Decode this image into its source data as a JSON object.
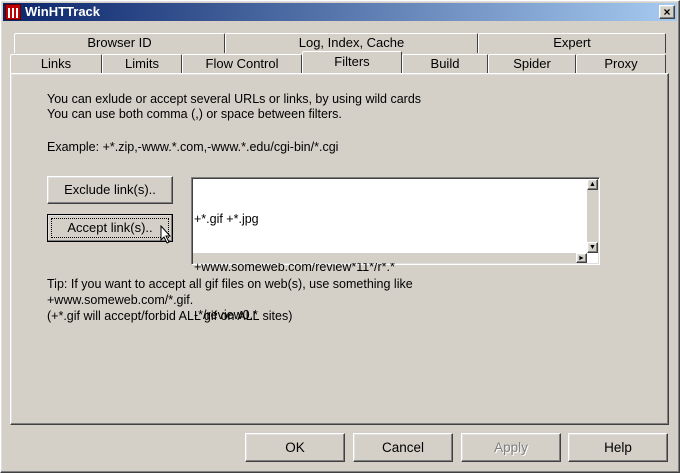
{
  "window": {
    "title": "WinHTTrack",
    "close_glyph": "×"
  },
  "tabs": {
    "row1": [
      "Browser ID",
      "Log, Index, Cache",
      "Expert"
    ],
    "row2": [
      "Links",
      "Limits",
      "Flow Control",
      "Filters",
      "Build",
      "Spider",
      "Proxy"
    ],
    "active": "Filters"
  },
  "filters": {
    "intro_line1": "You can exlude or accept several URLs or links, by using wild cards",
    "intro_line2": "You can use both comma (,) or space between filters.",
    "example": "Example: +*.zip,-www.*.com,-www.*.edu/cgi-bin/*.cgi",
    "exclude_label": "Exclude link(s)..",
    "accept_label": "Accept link(s)..",
    "filter_lines": [
      "+*.gif +*.jpg",
      "+www.someweb.com/review*11*/r*.*",
      "-*/review0.*"
    ],
    "tip_line1": "Tip: If you want to accept all gif files on web(s), use something like",
    "tip_line2": "+www.someweb.com/*.gif.",
    "tip_line3": "(+*.gif will accept/forbid ALL gif on ALL sites)"
  },
  "dialog_buttons": {
    "ok": "OK",
    "cancel": "Cancel",
    "apply": "Apply",
    "help": "Help"
  },
  "icons": [
    "app-icon",
    "close-icon",
    "scroll-up-icon",
    "scroll-down-icon",
    "scroll-right-icon",
    "mouse-cursor-icon"
  ]
}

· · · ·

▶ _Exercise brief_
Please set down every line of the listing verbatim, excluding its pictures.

▶ _Result of this task_
Decode this image into its source data as a JSON object.
{
  "window": {
    "title": "WinHTTrack",
    "close_glyph": "×"
  },
  "tabs": {
    "row1": [
      "Browser ID",
      "Log, Index, Cache",
      "Expert"
    ],
    "row2": [
      "Links",
      "Limits",
      "Flow Control",
      "Filters",
      "Build",
      "Spider",
      "Proxy"
    ],
    "active": "Filters"
  },
  "filters": {
    "intro_line1": "You can exlude or accept several URLs or links, by using wild cards",
    "intro_line2": "You can use both comma (,) or space between filters.",
    "example": "Example: +*.zip,-www.*.com,-www.*.edu/cgi-bin/*.cgi",
    "exclude_label": "Exclude link(s)..",
    "accept_label": "Accept link(s)..",
    "filter_lines": [
      "+*.gif +*.jpg",
      "+www.someweb.com/review*11*/r*.*",
      "-*/review0.*"
    ],
    "tip_line1": "Tip: If you want to accept all gif files on web(s), use something like",
    "tip_line2": "+www.someweb.com/*.gif.",
    "tip_line3": "(+*.gif will accept/forbid ALL gif on ALL sites)"
  },
  "dialog_buttons": {
    "ok": "OK",
    "cancel": "Cancel",
    "apply": "Apply",
    "help": "Help"
  },
  "icons": [
    "app-icon",
    "close-icon",
    "scroll-up-icon",
    "scroll-down-icon",
    "scroll-right-icon",
    "mouse-cursor-icon"
  ]
}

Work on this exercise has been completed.